Until passage of the Leahy-Smith America Invents Act (AIA), interference proceedings were a unique and important feature of the U.S. patent system. Interferences were declared when two different parties filed a patent application claiming the same invention.

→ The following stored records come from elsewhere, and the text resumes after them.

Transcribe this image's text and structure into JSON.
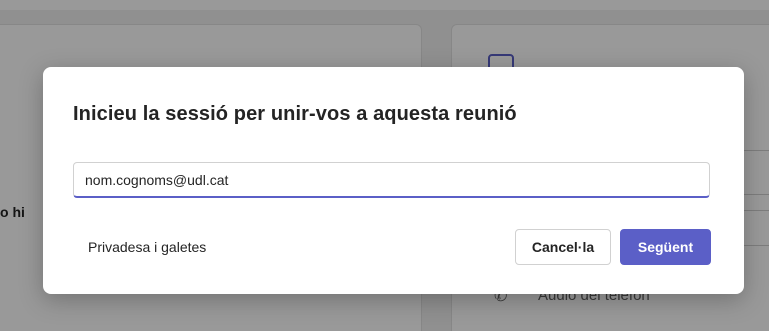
{
  "background": {
    "left_partial_text": "o hi",
    "right_option_label": "· · · · · · · · · ·",
    "phone_audio_label": "Àudio del telèfon"
  },
  "dialog": {
    "title": "Inicieu la sessió per unir-vos a aquesta reunió",
    "email_value": "nom.cognoms@udl.cat",
    "privacy_link": "Privadesa i galetes",
    "cancel_label": "Cancel·la",
    "next_label": "Següent"
  },
  "colors": {
    "accent": "#5b5fc7",
    "text": "#242424"
  }
}
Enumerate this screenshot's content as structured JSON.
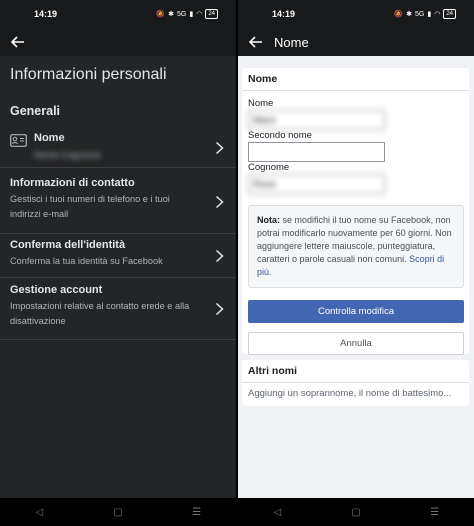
{
  "left": {
    "status": {
      "time": "14:19",
      "signal": "5G",
      "battery": "24"
    },
    "page_title": "Informazioni personali",
    "section_title": "Generali",
    "rows": [
      {
        "title": "Nome",
        "subtitle": "Nome Cognome"
      },
      {
        "title": "Informazioni di contatto",
        "subtitle": "Gestisci i tuoi numeri di telefono e i tuoi indirizzi e-mail"
      },
      {
        "title": "Conferma dell'identità",
        "subtitle": "Conferma la tua identità su Facebook"
      },
      {
        "title": "Gestione account",
        "subtitle": "Impostazioni relative al contatto erede e alla disattivazione"
      }
    ]
  },
  "right": {
    "status": {
      "time": "14:19",
      "signal": "5G",
      "battery": "24"
    },
    "appbar_title": "Nome",
    "card_title": "Nome",
    "fields": {
      "first_label": "Nome",
      "first_value": "Mario",
      "middle_label": "Secondo nome",
      "middle_value": "",
      "last_label": "Cognome",
      "last_value": "Rossi"
    },
    "note": {
      "lead": "Nota:",
      "text": " se modifichi il tuo nome su Facebook, non potrai modificarlo nuovamente per 60 giorni. Non aggiungere lettere maiuscole, punteggiatura, caratteri o parole casuali non comuni. ",
      "link": "Scopri di più."
    },
    "primary_button": "Controlla modifica",
    "secondary_button": "Annulla",
    "altri": {
      "title": "Altri nomi",
      "subtitle": "Aggiungi un soprannome, il nome di battesimo..."
    }
  },
  "colors": {
    "dark_bg": "#242526",
    "accent": "#4267b2",
    "light_bg": "#f0f2f5"
  }
}
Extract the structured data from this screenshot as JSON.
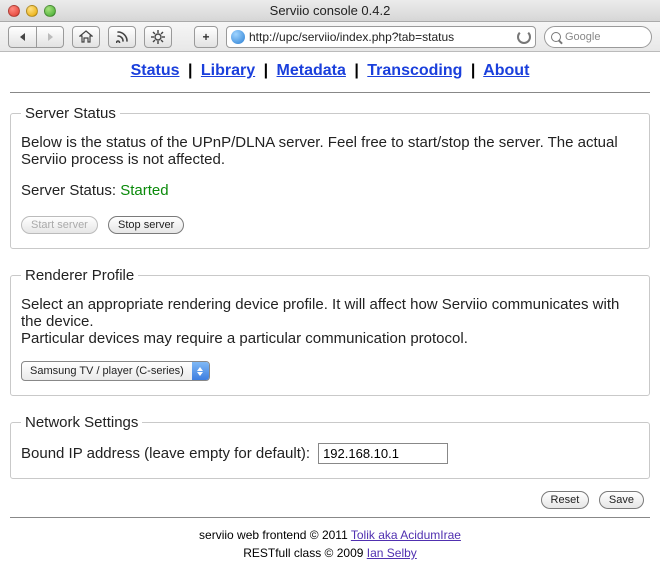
{
  "window": {
    "title": "Serviio console 0.4.2"
  },
  "browser": {
    "url": "http://upc/serviio/index.php?tab=status",
    "search_placeholder": "Google"
  },
  "nav": {
    "status": "Status",
    "library": "Library",
    "metadata": "Metadata",
    "transcoding": "Transcoding",
    "about": "About"
  },
  "server_status": {
    "legend": "Server Status",
    "desc": "Below is the status of the UPnP/DLNA server. Feel free to start/stop the server. The actual Serviio process is not affected.",
    "label": "Server Status: ",
    "value": "Started",
    "start_btn": "Start server",
    "stop_btn": "Stop server"
  },
  "renderer": {
    "legend": "Renderer Profile",
    "desc1": "Select an appropriate rendering device profile. It will affect how Serviio communicates with the device.",
    "desc2": "Particular devices may require a particular communication protocol.",
    "selected": "Samsung TV / player (C-series)"
  },
  "network": {
    "legend": "Network Settings",
    "bound_label": "Bound IP address (leave empty for default): ",
    "bound_value": "192.168.10.1"
  },
  "buttons": {
    "reset": "Reset",
    "save": "Save"
  },
  "footer": {
    "line1_pre": "serviio web frontend © 2011 ",
    "line1_link": "Tolik aka AcidumIrae",
    "line2_pre": "RESTfull class © 2009 ",
    "line2_link": "Ian Selby"
  }
}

In addition to relying upon the filing date of their patent applications, the parties could submit research records and testimony of inventors and corroborators in an effort to show that they were first to invent. No other patent system in the world used interferences. Instead, most countries have a first-to-file system, where a dispute between parties filing patent applications claiming the same invention is generally resolved by looking at who has the earliest filing date.